Herbert Garstine Davies, served as Robert Davies. The 1901 Census on Ancestry.co.uk shows that the Davies family were living in Sandy Cottage, Cyfoeth-y-Brenin, Cardinganshire. The household comprised of Head, Thomas Davies age 43, born in Llandeilo, Monmouthshire of English descent, a Fishmonger by trade. His wife Alice Rose age 34, born in Melbourne, Australia and their children, Francis Gertrude age 10, Herbert Garstine age 7, Thomas Stanley age 4, Sarah Doris age 3, William Gordon age 1 and Jane Williams, 18 a Servant.
The 1911 Census shows the Davies family living at 72 Court Street, Madeley, Salop. There had been have some additions to the family, George Belman age 8, James Percy age 6, Richard Sidney age 5, Howard Leslie age 2 and Ernest Montague age 7 months. Mrs Sarah Davies, Widow, Mother, age 89 was also in residence. Thomas Davies is listed as a Butcher by trade. Herbert Garstine was not living with his family and unfortunately I cannot locate him on the 1911 Census.
British Army WW1 Service Records 1914-1920 on Ancestry.co.uk
Herbert Garstine Davies, aka Robert Davies enlisted into the 1st/10th Battalion The King’s (Liverpool Regiment) 55th Division (West Lancashire) in Liverpool on 9th November 1914. I cannot explain why he didn’t use his given name but he acknowledged his family connection by giving his father Thomas Davies of 55, Wavertree Rd. Liverpool as his next of kin.
Herbert did his basic training in U.K. between 9th November 1914 – 11th February 1915, he embarked for France on 12th February 1915.
He was Killed in Action on 9th August 1916.
Herbert Garstine Davies is commemorated on the Thiepval Memorial, Pier and Face 1D8B and 8C
The following information is extracted from The Long Long Trail
The Division began to concentrate in the Hallencourt area on 3 January and was completed by 27 January. The Division relieved the French 88th Division south of Arras – in the area Wailly – Bretencourt – by 16 February. Trench warfare commenced, with many raids and minor operations. On 17 April 1916, a large scale raid was undertaken by the 1/8th (Irish) Bn, the King’s (Liverpool), in which 2/Lt E. F. Baxter became the Division’s first winner of the Victoria Cross. In this relatively “quiet” period before the Division moved into the Battle of the Somme, it nonetheless suffered casualties of 63 officers and 1047 men killed, wounded or missing.
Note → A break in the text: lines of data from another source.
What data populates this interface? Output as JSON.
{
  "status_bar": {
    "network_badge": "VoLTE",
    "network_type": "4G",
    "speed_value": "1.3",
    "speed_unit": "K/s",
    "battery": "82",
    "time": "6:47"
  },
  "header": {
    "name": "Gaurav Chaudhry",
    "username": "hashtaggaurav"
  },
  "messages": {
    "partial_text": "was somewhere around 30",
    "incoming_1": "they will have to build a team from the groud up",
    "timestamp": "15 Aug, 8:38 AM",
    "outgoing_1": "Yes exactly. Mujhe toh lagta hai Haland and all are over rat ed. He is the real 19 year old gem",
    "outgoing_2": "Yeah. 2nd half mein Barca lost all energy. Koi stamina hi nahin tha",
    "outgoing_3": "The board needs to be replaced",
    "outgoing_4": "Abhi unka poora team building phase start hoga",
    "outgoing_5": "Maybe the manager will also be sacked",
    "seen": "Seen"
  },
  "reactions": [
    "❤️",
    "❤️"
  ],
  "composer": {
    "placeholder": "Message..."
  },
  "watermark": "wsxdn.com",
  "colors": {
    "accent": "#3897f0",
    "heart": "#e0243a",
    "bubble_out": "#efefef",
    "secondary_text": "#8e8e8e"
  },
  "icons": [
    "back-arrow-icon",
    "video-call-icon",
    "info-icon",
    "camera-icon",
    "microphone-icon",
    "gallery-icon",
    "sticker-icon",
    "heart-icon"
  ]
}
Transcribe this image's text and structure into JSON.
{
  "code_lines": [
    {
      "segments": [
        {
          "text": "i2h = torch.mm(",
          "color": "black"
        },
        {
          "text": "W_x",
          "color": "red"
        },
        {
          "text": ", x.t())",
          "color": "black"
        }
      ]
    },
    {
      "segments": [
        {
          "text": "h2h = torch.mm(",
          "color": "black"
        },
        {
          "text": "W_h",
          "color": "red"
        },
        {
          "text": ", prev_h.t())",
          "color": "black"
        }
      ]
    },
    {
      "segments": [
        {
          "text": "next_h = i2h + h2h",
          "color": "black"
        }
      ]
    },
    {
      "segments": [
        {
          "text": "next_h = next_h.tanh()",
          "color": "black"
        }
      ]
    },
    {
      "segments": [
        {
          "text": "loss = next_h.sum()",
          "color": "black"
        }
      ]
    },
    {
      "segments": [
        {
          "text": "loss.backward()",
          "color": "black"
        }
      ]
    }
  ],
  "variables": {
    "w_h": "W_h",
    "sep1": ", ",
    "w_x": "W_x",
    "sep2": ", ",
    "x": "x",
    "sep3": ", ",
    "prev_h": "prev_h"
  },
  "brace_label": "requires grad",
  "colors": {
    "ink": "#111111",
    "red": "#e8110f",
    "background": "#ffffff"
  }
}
Relieved by 11th (Northern) Division on 25 July 1916, the 55th now moved south and took up a place in the front line opposite the village of Guillemont. It then remained in France and Flanders and took part in the following engagements:
The Battle of Guillemont (4-6 September)*
The Battle of Ginchy (9 September)*
Herbert Garstine Davies was awarded the 1915 War Medal, The British War Medal and the Victory Medal. (Medal Rolls and Index Medal Card on Ancestry.co.uk.)
His sole Legatee was Thomas Davies, father. ( Last Effects Register, Ancestry.co.uk)
There is a Public Member Family Tree in the name of The Davies Family on Ancestry.co.uk
Herbert’s father, Thomas, wrote a letter to the War office on 26th August 1916, asking for his son’s Service Papers to be amended to his correct name, he was required to send proof of the name of his wife, Herbert’s siblings and their ages. The amendment was eventually done in October 1919.(Service papers for Robert Davies 3899 on Ancestry.co.uk.)